**What you should do:** The entries should be given again in full. Alter nothing.

[Interface dataset entries]
┄┄┄┄┄┄┄┄┄┄┄┄┄┄┄┄┄┄┄┄
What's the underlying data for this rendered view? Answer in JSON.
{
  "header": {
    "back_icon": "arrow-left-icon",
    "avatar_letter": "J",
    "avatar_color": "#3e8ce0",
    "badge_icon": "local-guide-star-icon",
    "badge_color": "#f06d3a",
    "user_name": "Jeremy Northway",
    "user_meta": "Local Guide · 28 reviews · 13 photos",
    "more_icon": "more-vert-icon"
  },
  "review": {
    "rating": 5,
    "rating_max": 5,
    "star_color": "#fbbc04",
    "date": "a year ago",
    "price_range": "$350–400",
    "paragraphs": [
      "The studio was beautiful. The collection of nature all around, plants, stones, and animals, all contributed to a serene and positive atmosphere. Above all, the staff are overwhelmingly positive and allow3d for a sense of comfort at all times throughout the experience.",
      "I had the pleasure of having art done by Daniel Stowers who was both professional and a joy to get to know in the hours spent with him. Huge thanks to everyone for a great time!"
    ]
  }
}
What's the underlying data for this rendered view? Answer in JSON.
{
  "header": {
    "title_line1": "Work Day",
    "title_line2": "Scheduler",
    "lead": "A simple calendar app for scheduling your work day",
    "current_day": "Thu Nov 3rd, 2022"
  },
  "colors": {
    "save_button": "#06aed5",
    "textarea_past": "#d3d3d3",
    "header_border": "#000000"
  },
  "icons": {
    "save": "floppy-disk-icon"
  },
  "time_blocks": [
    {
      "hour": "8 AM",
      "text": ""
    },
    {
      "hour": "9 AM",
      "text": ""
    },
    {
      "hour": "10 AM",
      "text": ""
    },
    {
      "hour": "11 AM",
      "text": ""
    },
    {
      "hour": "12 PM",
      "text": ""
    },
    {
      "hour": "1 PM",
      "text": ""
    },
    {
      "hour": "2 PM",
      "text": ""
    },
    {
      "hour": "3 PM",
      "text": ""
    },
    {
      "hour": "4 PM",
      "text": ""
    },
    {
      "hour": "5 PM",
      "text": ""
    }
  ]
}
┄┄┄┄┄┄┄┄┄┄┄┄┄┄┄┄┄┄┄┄
**Worked solution:**
What's the underlying data for this rendered view? Answer in JSON.
{
  "header": {
    "back_icon": "arrow-left-icon",
    "avatar_letter": "J",
    "avatar_color": "#3e8ce0",
    "badge_icon": "local-guide-star-icon",
    "badge_color": "#f06d3a",
    "user_name": "Jeremy Northway",
    "user_meta": "Local Guide · 28 reviews · 13 photos",
    "more_icon": "more-vert-icon"
  },
  "review": {
    "rating": 5,
    "rating_max": 5,
    "star_color": "#fbbc04",
    "date": "a year ago",
    "price_range": "$350–400",
    "paragraphs": [
      "The studio was beautiful. The collection of nature all around, plants, stones, and animals, all contributed to a serene and positive atmosphere. Above all, the staff are overwhelmingly positive and allow3d for a sense of comfort at all times throughout the experience.",
      "I had the pleasure of having art done by Daniel Stowers who was both professional and a joy to get to know in the hours spent with him. Huge thanks to everyone for a great time!"
    ]
  }
}
What's the underlying data for this rendered view? Answer in JSON.
{
  "header": {
    "title_line1": "Work Day",
    "title_line2": "Scheduler",
    "lead": "A simple calendar app for scheduling your work day",
    "current_day": "Thu Nov 3rd, 2022"
  },
  "colors": {
    "save_button": "#06aed5",
    "textarea_past": "#d3d3d3",
    "header_border": "#000000"
  },
  "icons": {
    "save": "floppy-disk-icon"
  },
  "time_blocks": [
    {
      "hour": "8 AM",
      "text": ""
    },
    {
      "hour": "9 AM",
      "text": ""
    },
    {
      "hour": "10 AM",
      "text": ""
    },
    {
      "hour": "11 AM",
      "text": ""
    },
    {
      "hour": "12 PM",
      "text": ""
    },
    {
      "hour": "1 PM",
      "text": ""
    },
    {
      "hour": "2 PM",
      "text": ""
    },
    {
      "hour": "3 PM",
      "text": ""
    },
    {
      "hour": "4 PM",
      "text": ""
    },
    {
      "hour": "5 PM",
      "text": ""
    }
  ]
}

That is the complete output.